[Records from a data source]
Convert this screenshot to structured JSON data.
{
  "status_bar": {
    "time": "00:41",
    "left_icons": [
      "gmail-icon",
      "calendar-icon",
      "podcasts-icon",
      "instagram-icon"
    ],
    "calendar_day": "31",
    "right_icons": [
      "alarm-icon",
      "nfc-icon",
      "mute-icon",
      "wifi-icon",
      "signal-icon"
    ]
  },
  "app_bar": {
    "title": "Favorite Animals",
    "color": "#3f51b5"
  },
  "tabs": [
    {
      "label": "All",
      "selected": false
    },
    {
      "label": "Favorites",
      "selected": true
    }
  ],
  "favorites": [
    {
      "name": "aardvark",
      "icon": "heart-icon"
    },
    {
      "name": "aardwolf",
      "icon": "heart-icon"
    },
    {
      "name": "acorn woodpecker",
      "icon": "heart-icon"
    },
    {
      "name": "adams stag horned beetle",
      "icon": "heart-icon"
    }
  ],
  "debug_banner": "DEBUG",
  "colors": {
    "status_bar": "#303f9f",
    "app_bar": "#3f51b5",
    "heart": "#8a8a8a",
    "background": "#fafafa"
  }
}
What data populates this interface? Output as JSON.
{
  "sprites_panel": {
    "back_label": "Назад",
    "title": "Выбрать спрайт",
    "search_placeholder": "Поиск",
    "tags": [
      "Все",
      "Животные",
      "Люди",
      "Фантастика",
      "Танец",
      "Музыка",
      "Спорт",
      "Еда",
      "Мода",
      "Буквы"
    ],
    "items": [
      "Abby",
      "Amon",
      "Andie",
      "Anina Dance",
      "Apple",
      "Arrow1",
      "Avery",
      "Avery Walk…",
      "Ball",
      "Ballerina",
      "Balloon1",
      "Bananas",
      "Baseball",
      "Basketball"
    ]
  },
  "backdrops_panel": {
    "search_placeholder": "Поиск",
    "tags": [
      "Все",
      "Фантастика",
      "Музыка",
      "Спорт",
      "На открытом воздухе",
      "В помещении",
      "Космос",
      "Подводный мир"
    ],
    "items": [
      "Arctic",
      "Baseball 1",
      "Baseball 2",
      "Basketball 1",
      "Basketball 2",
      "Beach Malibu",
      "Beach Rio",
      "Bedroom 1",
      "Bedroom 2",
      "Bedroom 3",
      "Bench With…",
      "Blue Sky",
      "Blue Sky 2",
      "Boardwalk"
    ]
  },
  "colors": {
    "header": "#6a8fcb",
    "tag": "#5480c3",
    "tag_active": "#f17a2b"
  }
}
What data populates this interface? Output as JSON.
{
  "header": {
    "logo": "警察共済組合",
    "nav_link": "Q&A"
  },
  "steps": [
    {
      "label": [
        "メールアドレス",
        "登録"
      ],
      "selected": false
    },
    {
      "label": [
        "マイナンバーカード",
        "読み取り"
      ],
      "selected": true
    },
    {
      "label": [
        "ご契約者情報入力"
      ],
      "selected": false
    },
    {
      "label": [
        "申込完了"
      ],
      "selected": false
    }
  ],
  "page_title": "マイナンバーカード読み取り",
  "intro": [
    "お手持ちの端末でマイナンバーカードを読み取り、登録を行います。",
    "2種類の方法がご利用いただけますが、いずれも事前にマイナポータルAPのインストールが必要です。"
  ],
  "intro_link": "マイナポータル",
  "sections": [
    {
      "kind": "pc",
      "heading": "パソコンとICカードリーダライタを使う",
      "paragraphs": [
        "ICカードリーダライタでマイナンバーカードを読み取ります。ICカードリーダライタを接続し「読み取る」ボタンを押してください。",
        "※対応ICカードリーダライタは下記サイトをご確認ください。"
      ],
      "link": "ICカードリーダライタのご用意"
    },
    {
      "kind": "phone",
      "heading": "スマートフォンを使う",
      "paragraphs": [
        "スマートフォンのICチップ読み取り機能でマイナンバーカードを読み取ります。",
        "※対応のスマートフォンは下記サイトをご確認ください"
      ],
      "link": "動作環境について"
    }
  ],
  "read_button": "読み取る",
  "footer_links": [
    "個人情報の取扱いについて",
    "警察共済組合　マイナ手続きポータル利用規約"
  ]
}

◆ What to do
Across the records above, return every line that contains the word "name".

◆ Result for this exercise
      "name": "aardvark",
      "name": "aardwolf",
      "name": "acorn woodpecker",
      "name": "adams stag horned beetle",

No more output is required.